How much do heredity factors affect the development of the disease?
Dominant heredity implies that the chance of developing the disease lies around 50%, provided one of the parents was affected. In most cases of dominant hereditary spinocerebellar Ataxiae the disease begins between 30 and 40 years of age. The first symptoms include slight almost imperceptible coordination problems, like for example an unsteady walk. Over the years coordination deteriorates. After about 15 years the patient usually requires walking aids, sometimes wheelchairs. In advanced stages, patients usually become bedridden.

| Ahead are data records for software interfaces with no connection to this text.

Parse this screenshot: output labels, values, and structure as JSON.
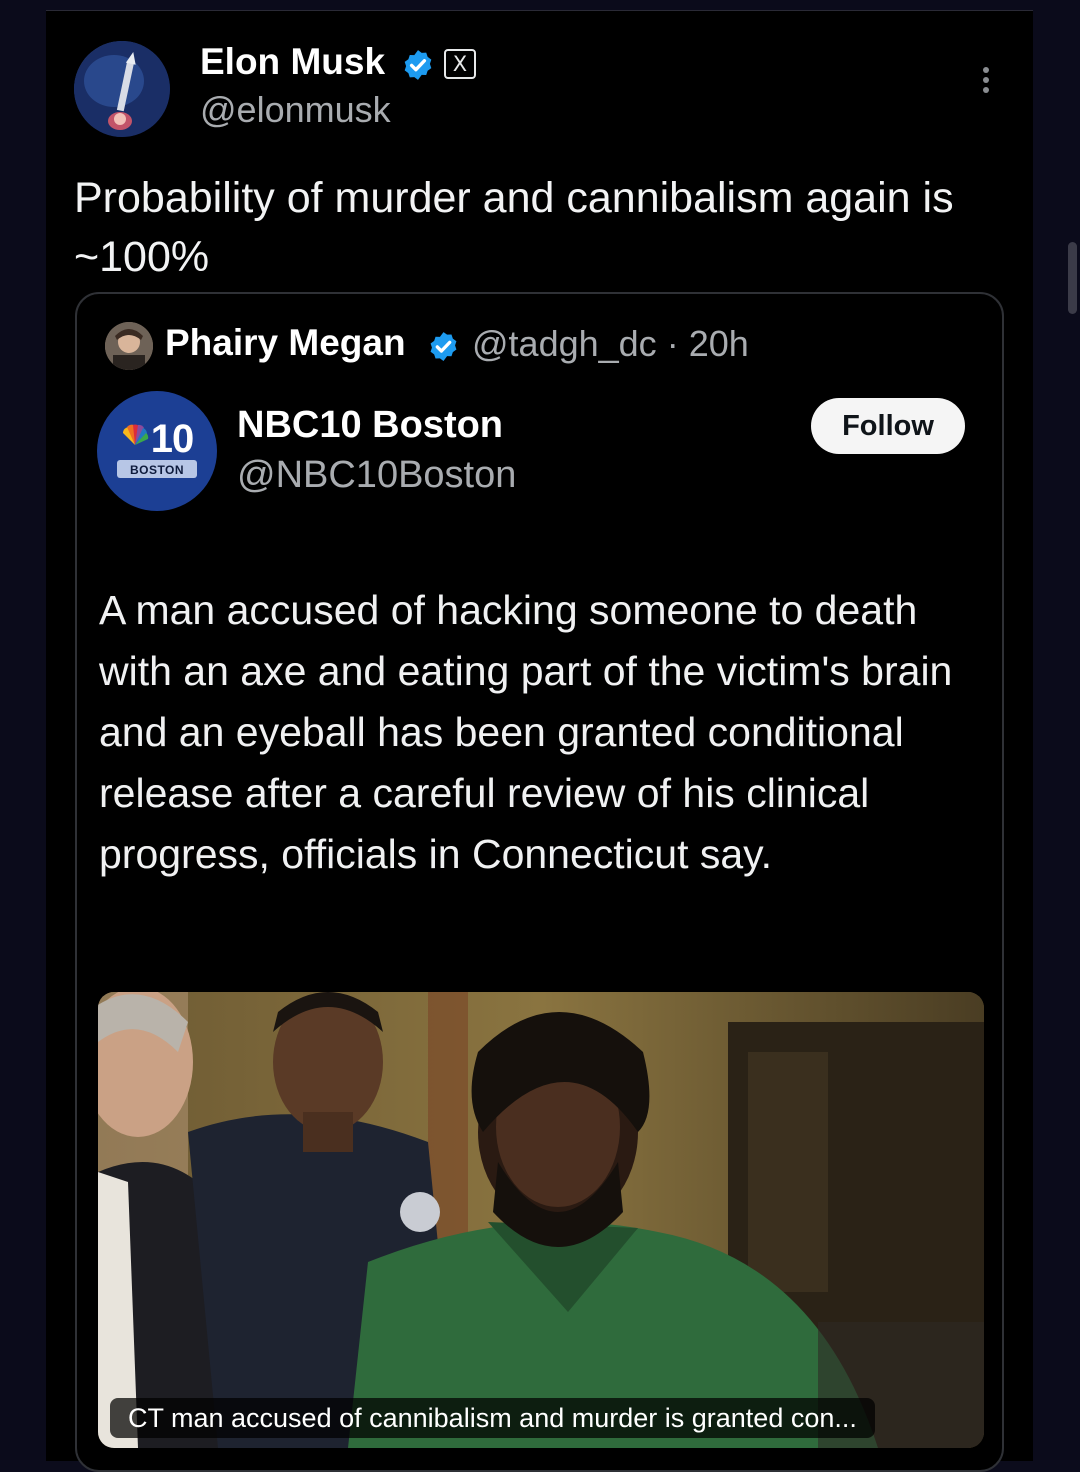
{
  "post": {
    "author_name": "Elon Musk",
    "author_handle": "@elonmusk",
    "affiliation_badge": "X",
    "text": "Probability of murder and cannibalism again is ~100%",
    "icons": {
      "verified": "verified-badge-icon",
      "more": "more-options-icon"
    },
    "colors": {
      "verified": "#1d9bf0",
      "background": "#000000"
    }
  },
  "quoted": {
    "author_name": "Phairy Megan",
    "author_handle": "@tadgh_dc",
    "separator": "·",
    "time": "20h",
    "embedded_account": {
      "name": "NBC10 Boston",
      "handle": "@NBC10Boston",
      "logo_number": "10",
      "logo_city": "BOSTON",
      "follow_label": "Follow",
      "brand_color": "#1c3f94"
    },
    "text": "A man accused of hacking someone to death with an axe and eating part of the victim's brain and an eyeball has been granted conditional release after a careful review of his clinical progress, officials in Connecticut say.",
    "media_caption": "CT man accused of cannibalism and murder is granted con..."
  }
}
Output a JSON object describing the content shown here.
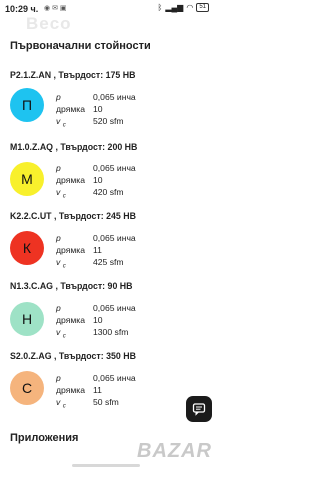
{
  "status_bar": {
    "time": "10:29 ч.",
    "icons_left": [
      "whatsapp-icon",
      "mail-icon",
      "message-icon"
    ],
    "icons_right": [
      "bluetooth-icon",
      "signal-icon",
      "wifi-icon"
    ],
    "battery": "51"
  },
  "watermark": "Beco",
  "page_title": "Първоначални стойности",
  "sections": [
    {
      "header": "P2.1.Z.AN ,  Твърдост: 175 HB",
      "letter": "П",
      "color": "#1ec3f0",
      "p": "0,065",
      "p_unit": "инча",
      "holder_label": "дрямка",
      "holder": "10",
      "vc": "520",
      "vc_unit": "sfm"
    },
    {
      "header": "M1.0.Z.AQ ,  Твърдост: 200 HB",
      "letter": "М",
      "color": "#f8f02c",
      "p": "0,065",
      "p_unit": "инча",
      "holder_label": "дрямка",
      "holder": "10",
      "vc": "420",
      "vc_unit": "sfm"
    },
    {
      "header": "K2.2.C.UT ,  Твърдост: 245 HB",
      "letter": "К",
      "color": "#ee3322",
      "p": "0,065",
      "p_unit": "инча",
      "holder_label": "дрямка",
      "holder": "11",
      "vc": "425",
      "vc_unit": "sfm"
    },
    {
      "header": "N1.3.C.AG ,  Твърдост: 90 HB",
      "letter": "Н",
      "color": "#9ee2c6",
      "p": "0,065",
      "p_unit": "инча",
      "holder_label": "дрямка",
      "holder": "10",
      "vc": "1300",
      "vc_unit": "sfm"
    },
    {
      "header": "S2.0.Z.AG ,  Твърдост: 350 HB",
      "letter": "С",
      "color": "#f5b47d",
      "p": "0,065",
      "p_unit": "инча",
      "holder_label": "дрямка",
      "holder": "11",
      "vc": "50",
      "vc_unit": "sfm"
    }
  ],
  "labels": {
    "p": "p",
    "v": "v",
    "c": "c"
  },
  "apps_title": "Приложения",
  "chat_icon": "chat-icon",
  "bazar_logo": "BAZAR"
}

How does Ataxia develop from a genetic point of view?
The disease is triggered by a defective gene in the patient. In the University Hospital in Bonn genetic analyses of patients and control persons have been able to show exactly which gene is mutated, and thus functioning differently from those of healthy patients. This process is complicated by the fact existence of many different forms of Ataxia. The forms display similar symptoms, yet each one is caused by a different gene. Thus, to this day only a handful of genetic tests are available. In future we hope to have many more tests that will be able to identify further forms of Ataxia. The one thing that all forms of Ataxia have in common is that the mutated gene produces a protein that penetrates the cerebellum and destroys the nerve cells. In this nerve cell the destructive protein is highlighted. It forms lumps and then kills the cell. The nerve cells in the brain die, and thus become visible through problems of coordination and movement in the patient. The fatal characteristic of this disease is the fact that the nerve cells are not able to regenerate like other cells, for example muscle cells. In other words, the nerve cells need to survive our whole lifetime.

Is there any treatment for this disease?
There is no cure at the moment. Regular magnetic resonance imaging scans are performed on the patients’ brain. In this way the neurologists are able to determine if the cerebellum has experienced changes or not. Some medications are already being tested on animals. Through the EUROSCA research project we have been able to discover substances that are able to prevent the destructive protein from entering into the cell nucleus and destroying the cell. Some of these substances are naturally contained in celery or parsley. We hope that we will one day be able to conduct clinical trials with these substances, thus greatly extending the life expectancy of SCA3 patients.

Is there a possibility to at least postpone the development of the disease?
We have noticed that people with healthy lifestyles, regular exercise routines and who deal with the situation pro-actively will develop symptoms later and with less intensity than those that do not.

In order to discover the way the disease functions and to develop possible treatments, researchers at the University Clinic Tübingen, led by Prof. Olaf Ries, an international leader in the Ataxia research community, have bred mice with the mutated gene. This enables the study of the disease and its trajectory in comparison to healthy animals. Among other aspects, the researchers are trying to discover why the gene affects and kills only certain nerve cells in the brain, despite it being present in other organs too. Their research with mice has already provided useful insight into the functioning of the disease. In this way it was discovered that the mutated gene is also active in other cells. Yet it is only in the cerebellum that it causes serious damage. This is where researchers need to develop medication that is able to penetrate the nerve cells of the cerebellum and prevent the damage. provides its content to all media free of charge. We would appreciate if you could acknowledge as the source of the content.